Dataset rows for apps and sites
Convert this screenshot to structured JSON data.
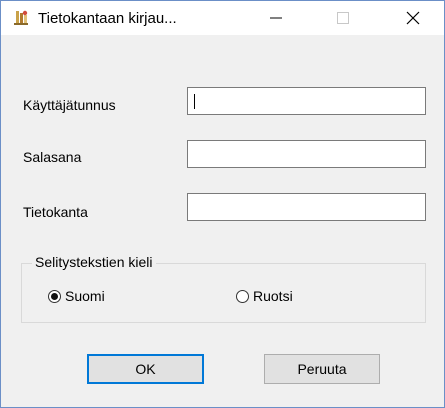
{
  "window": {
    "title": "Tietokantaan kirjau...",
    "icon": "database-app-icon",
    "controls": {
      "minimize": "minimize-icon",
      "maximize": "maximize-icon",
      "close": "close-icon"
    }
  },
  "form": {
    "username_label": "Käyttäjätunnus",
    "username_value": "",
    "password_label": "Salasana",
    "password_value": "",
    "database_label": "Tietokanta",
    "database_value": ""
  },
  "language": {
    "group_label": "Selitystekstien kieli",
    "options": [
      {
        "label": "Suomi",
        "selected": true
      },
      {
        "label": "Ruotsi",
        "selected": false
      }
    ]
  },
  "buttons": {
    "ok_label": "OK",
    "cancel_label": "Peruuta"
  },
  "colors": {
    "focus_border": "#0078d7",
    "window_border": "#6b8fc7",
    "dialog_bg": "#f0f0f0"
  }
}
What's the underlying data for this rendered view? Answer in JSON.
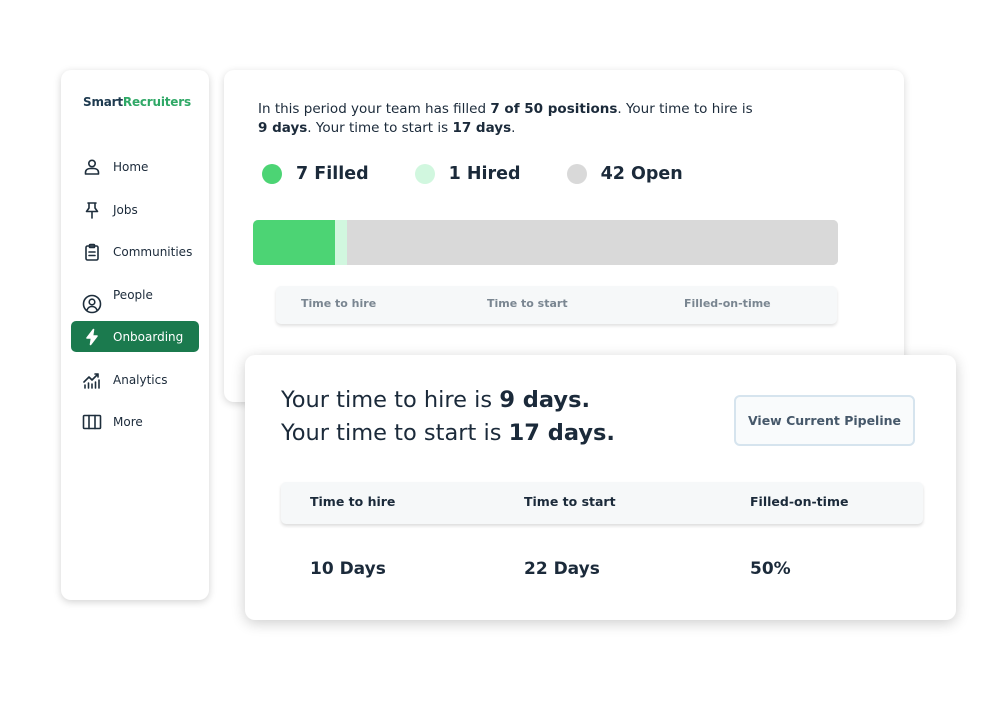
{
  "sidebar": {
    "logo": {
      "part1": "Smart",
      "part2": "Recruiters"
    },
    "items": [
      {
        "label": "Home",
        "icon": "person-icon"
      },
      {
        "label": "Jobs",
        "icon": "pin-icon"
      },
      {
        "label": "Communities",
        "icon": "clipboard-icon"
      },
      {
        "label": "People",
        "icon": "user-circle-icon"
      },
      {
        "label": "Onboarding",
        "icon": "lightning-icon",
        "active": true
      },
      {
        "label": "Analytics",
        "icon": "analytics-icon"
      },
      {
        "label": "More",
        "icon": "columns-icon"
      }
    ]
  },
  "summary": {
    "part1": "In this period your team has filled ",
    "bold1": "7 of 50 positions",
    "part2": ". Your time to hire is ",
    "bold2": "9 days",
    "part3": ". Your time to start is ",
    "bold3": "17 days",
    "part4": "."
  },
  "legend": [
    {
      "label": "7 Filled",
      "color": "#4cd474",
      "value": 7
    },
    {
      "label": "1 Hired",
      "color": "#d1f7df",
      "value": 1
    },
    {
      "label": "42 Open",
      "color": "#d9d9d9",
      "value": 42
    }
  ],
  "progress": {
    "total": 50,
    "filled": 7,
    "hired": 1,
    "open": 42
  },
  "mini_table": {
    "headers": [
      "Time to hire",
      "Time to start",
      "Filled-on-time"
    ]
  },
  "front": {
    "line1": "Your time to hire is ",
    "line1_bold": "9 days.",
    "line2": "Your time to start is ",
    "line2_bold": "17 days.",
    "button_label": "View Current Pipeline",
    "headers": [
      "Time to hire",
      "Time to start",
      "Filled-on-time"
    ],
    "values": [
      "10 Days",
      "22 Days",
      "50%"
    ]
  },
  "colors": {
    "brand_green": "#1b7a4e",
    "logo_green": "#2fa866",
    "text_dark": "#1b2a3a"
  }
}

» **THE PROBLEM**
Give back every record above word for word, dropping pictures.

» **EXERCISE RESPONSE**
Convert this screenshot to structured JSON data.
{
  "window": {
    "title": "Tietokantaan kirjau...",
    "icon": "database-app-icon",
    "controls": {
      "minimize": "minimize-icon",
      "maximize": "maximize-icon",
      "close": "close-icon"
    }
  },
  "form": {
    "username_label": "Käyttäjätunnus",
    "username_value": "",
    "password_label": "Salasana",
    "password_value": "",
    "database_label": "Tietokanta",
    "database_value": ""
  },
  "language": {
    "group_label": "Selitystekstien kieli",
    "options": [
      {
        "label": "Suomi",
        "selected": true
      },
      {
        "label": "Ruotsi",
        "selected": false
      }
    ]
  },
  "buttons": {
    "ok_label": "OK",
    "cancel_label": "Peruuta"
  },
  "colors": {
    "focus_border": "#0078d7",
    "window_border": "#6b8fc7",
    "dialog_bg": "#f0f0f0"
  }
}
What's the underlying data for this rendered view? Answer in JSON.
{
  "sidebar": {
    "logo": {
      "part1": "Smart",
      "part2": "Recruiters"
    },
    "items": [
      {
        "label": "Home",
        "icon": "person-icon"
      },
      {
        "label": "Jobs",
        "icon": "pin-icon"
      },
      {
        "label": "Communities",
        "icon": "clipboard-icon"
      },
      {
        "label": "People",
        "icon": "user-circle-icon"
      },
      {
        "label": "Onboarding",
        "icon": "lightning-icon",
        "active": true
      },
      {
        "label": "Analytics",
        "icon": "analytics-icon"
      },
      {
        "label": "More",
        "icon": "columns-icon"
      }
    ]
  },
  "summary": {
    "part1": "In this period your team has filled ",
    "bold1": "7 of 50 positions",
    "part2": ". Your time to hire is ",
    "bold2": "9 days",
    "part3": ". Your time to start is ",
    "bold3": "17 days",
    "part4": "."
  },
  "legend": [
    {
      "label": "7 Filled",
      "color": "#4cd474",
      "value": 7
    },
    {
      "label": "1 Hired",
      "color": "#d1f7df",
      "value": 1
    },
    {
      "label": "42 Open",
      "color": "#d9d9d9",
      "value": 42
    }
  ],
  "progress": {
    "total": 50,
    "filled": 7,
    "hired": 1,
    "open": 42
  },
  "mini_table": {
    "headers": [
      "Time to hire",
      "Time to start",
      "Filled-on-time"
    ]
  },
  "front": {
    "line1": "Your time to hire is ",
    "line1_bold": "9 days.",
    "line2": "Your time to start is ",
    "line2_bold": "17 days.",
    "button_label": "View Current Pipeline",
    "headers": [
      "Time to hire",
      "Time to start",
      "Filled-on-time"
    ],
    "values": [
      "10 Days",
      "22 Days",
      "50%"
    ]
  },
  "colors": {
    "brand_green": "#1b7a4e",
    "logo_green": "#2fa866",
    "text_dark": "#1b2a3a"
  }
}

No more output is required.